Figuring out what kind of robot toy a kid would like is not as simple a task as one would think. Sure, there are some kids who would appreciate anything in the genre, but the rest-well let's just say that having specific tastes is pretty common for kids. To help you folks figure out the various robot toys you will find on store shelves, what kinds of audiences they are made for, and also, if you might want one for yourself, here is our absolute list of all the robot toys you would ever want.
Going Branded: HASBRO's Transformers
Some kids just want robot toys because they're the latest buzz among their peers, and no other robot series is as permeating to the growing up period of children all over the world (across generations!) than Transformers. Originally launched as a cartoon-toy combo intended by HASBRO to sell toys, Transformers has been around for almost three decades -spanning a several hand-drawn and CG animated TV series, a 1986 full length animated film, and just recently (starting in 2007) a trilogy of live action Hollywood films that has brought plenty of attention back to the franchise.
Of course, three decades worth of media has certainly spawned a literal smorgasbord of toys to choose from, thankfully, the internet is full of resource sites to help you out. The basic idea is that the newest line of toys will always be cheapest and most readily available and are the ones most likely to appeal to kids.
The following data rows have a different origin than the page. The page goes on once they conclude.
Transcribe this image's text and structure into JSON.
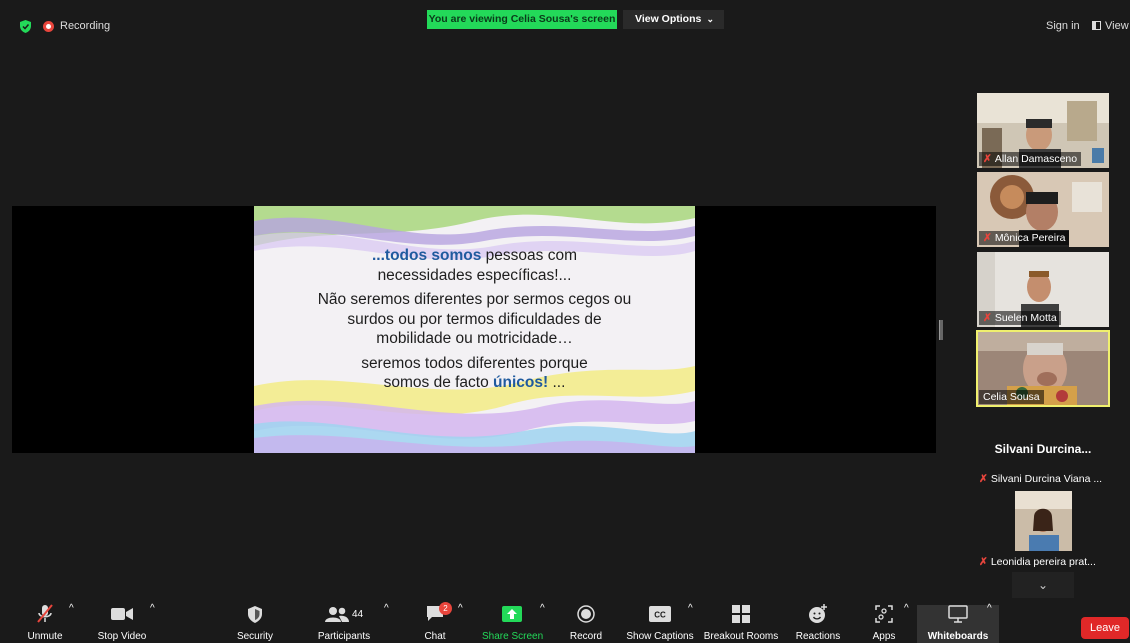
{
  "topbar": {
    "recording_label": "Recording",
    "viewing_banner": "You are viewing Celia Sousa's screen",
    "view_options_label": "View Options",
    "sign_in_label": "Sign in",
    "view_label": "View",
    "accent_green": "#23d959"
  },
  "slide": {
    "line1_highlight": "...todos somos",
    "line1_rest": " pessoas com",
    "line2": "necessidades específicas!...",
    "para2": "Não seremos diferentes por sermos cegos ou surdos ou por termos dificuldades de mobilidade ou motricidade…",
    "para3_start": "seremos todos diferentes porque somos de facto ",
    "para3_highlight": "únicos!",
    "para3_end": " ..."
  },
  "participants": [
    {
      "name": "Allan Damasceno"
    },
    {
      "name": "Mônica Pereira"
    },
    {
      "name": "Suelen Motta"
    },
    {
      "name": "Celia Sousa"
    },
    {
      "name": "Silvani Durcina Viana ...",
      "display": "Silvani  Durcina..."
    },
    {
      "name": "Leonidia pereira prat..."
    }
  ],
  "toolbar": {
    "unmute": "Unmute",
    "stop_video": "Stop Video",
    "security": "Security",
    "participants": "Participants",
    "participants_count": "44",
    "chat": "Chat",
    "chat_badge": "2",
    "share_screen": "Share Screen",
    "record": "Record",
    "show_captions": "Show Captions",
    "breakout_rooms": "Breakout Rooms",
    "reactions": "Reactions",
    "apps": "Apps",
    "whiteboards": "Whiteboards",
    "leave": "Leave",
    "leave_color": "#e02828"
  }
}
If you want the latest series, aim for figures from the new animated movie, Beast Hunters: Predacons Rising, and from the current running TV series, Rescue Bots. It may spoil the surprise (or not, depending on how clever you are), but the best thing to do before buying children a Transformers toy is to ask which characters are their favorites, and also, which ones they already have. Also, useful: try to remember the names, if they already have a full line up of Autobots (which are the protagonists), then buying an antagonistic Decepticon/Predacon or two will certainly liven up the playtime experience. For a kid, the surprise of a gift is less important than having two of the same toy, so don't be afraid to ask -and that applies to almost any toy you may want to buy as a gift.
As cool a Transformers are (they're robots that transform into vehicles and giant animals, that's an awesome playtime combo right there), there are also other robot toys you may want to consider getting for the little gearhead.
First off, if you've got a child in mind that is truly into the spirit of robotics, try Wowwee's Robo-Sapien series. This remote controlled bipedal robot comes with a wide range of pre-set movements and can be "taught" to provide reactions or feedbacks to certain user-input actions.
If they already have the Robo-Sapien, or if you feel that it is still too simple for the child, then perhaps you may want to consider that the little genius is worth a good investment of a basic laptop and the LEGO Mindstorms NXT playset. Playset is a misnomer here since the package comes with what are basically the makings of your own programmable robot. The learning curve for this toy will take a bit of effort from both the parent and the child -but the end result is nothing short of wonderous and satisfying. The best part is that this toy could very well be the item that inspires a child to take up a path in science.
While not yet on store shelves, the play-i project is turning out to be something worth looking forward to. Bo and Yana are a pair of programmable robots designed in both form and features with children in mind. It combines various technologies to create a pair of toys that serve two distinct purposes, Bo is an active piece that learns and reacts to the way a child plays with it, while Yana serves as a media output specialist that provides interaction in the way a storyteller would. Since the product is still under development, it will be a while before these become available -but at least you can be part of the community effort to make it happen.
Batteries Not Included
Robots are fun and great, but always be sure to check in with parents or the kids themselves to see what would be appropriate. Toys that have plenty of articulation and easily breakable parts would not do well with those who like to play rough -but they would certainly appreciate robot-themed masks and squirt-guns when play-acting. Those who like to get busy with their hands are more likely to appreciate toys that require a bit of assembly. Last but not least, check if the toys need batteries! It may not seem like a big deal, but adding a small pack of batteries in the gift box will mean a lot to the child -just don't insert it immediately inside the toy (if the toy remains untouched for a while, the battery may eventually leak).